Data excerpts
== Segment start ==

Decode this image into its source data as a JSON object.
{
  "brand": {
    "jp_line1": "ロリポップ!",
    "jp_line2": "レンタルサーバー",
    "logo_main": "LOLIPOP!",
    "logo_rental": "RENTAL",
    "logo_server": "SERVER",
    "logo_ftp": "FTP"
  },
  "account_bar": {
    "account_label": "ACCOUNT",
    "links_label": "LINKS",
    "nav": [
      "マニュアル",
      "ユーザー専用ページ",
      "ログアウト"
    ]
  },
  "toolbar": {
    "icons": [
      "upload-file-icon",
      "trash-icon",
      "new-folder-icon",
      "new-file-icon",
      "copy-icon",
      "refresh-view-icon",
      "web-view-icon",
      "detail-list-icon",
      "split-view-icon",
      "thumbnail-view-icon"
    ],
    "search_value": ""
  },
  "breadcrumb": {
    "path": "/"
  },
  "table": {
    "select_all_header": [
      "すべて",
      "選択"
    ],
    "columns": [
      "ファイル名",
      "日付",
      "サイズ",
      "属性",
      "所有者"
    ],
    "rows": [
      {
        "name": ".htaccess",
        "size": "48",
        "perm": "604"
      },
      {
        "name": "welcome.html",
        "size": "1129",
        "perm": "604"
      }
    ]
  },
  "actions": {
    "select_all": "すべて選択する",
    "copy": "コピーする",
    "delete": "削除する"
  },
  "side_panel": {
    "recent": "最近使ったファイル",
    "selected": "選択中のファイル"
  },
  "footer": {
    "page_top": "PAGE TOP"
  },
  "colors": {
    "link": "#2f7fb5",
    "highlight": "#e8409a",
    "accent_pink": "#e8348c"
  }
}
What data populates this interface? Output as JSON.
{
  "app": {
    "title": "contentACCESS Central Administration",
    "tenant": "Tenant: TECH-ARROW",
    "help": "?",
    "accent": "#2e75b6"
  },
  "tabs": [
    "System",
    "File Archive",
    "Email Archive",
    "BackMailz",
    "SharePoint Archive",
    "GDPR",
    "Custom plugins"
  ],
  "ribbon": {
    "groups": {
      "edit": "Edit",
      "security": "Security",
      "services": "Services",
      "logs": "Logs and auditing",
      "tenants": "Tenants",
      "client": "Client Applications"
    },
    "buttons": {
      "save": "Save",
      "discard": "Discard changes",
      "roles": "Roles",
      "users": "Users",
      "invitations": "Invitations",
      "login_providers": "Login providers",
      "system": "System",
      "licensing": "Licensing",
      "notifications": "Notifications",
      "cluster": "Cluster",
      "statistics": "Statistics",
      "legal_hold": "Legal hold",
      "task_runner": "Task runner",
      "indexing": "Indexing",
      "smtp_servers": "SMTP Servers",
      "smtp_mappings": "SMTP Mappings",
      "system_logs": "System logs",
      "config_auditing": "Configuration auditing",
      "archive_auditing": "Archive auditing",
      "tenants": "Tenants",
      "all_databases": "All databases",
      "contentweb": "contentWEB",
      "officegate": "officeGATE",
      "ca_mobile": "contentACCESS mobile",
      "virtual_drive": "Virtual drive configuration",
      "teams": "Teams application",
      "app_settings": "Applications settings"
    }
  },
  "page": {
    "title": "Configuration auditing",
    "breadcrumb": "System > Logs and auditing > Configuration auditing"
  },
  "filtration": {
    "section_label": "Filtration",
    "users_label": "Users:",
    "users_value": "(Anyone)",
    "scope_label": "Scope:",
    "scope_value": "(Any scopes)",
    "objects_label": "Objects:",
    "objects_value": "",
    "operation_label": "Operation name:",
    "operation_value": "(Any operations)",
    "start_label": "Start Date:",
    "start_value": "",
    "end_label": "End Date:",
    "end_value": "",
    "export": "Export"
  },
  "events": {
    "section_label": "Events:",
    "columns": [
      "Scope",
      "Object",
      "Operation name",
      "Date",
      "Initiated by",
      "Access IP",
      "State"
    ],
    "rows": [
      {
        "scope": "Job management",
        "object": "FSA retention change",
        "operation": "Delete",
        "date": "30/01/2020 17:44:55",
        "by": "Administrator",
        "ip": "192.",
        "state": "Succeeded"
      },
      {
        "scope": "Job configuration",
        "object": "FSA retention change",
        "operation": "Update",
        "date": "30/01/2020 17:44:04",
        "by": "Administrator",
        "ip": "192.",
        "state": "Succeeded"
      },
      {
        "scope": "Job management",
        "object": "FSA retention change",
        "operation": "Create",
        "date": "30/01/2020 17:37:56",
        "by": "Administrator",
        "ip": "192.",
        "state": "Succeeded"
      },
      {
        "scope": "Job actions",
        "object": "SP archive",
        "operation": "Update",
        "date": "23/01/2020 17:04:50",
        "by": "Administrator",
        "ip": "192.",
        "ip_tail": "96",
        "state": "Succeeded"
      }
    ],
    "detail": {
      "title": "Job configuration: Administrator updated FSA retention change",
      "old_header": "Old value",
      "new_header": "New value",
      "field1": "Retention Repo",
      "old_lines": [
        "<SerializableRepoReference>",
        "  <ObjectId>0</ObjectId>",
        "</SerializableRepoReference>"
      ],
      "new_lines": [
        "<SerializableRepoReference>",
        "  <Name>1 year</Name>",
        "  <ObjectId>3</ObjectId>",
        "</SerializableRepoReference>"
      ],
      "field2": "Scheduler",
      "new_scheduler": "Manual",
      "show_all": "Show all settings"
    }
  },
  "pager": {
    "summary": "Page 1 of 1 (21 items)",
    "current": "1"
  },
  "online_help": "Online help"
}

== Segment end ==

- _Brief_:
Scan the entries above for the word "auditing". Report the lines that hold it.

- _Response to this task_:
      "logs": "Logs and auditing",
      "config_auditing": "Configuration auditing",
      "archive_auditing": "Archive auditing",
    "title": "Configuration auditing",
    "breadcrumb": "System > Logs and auditing > Configuration auditing"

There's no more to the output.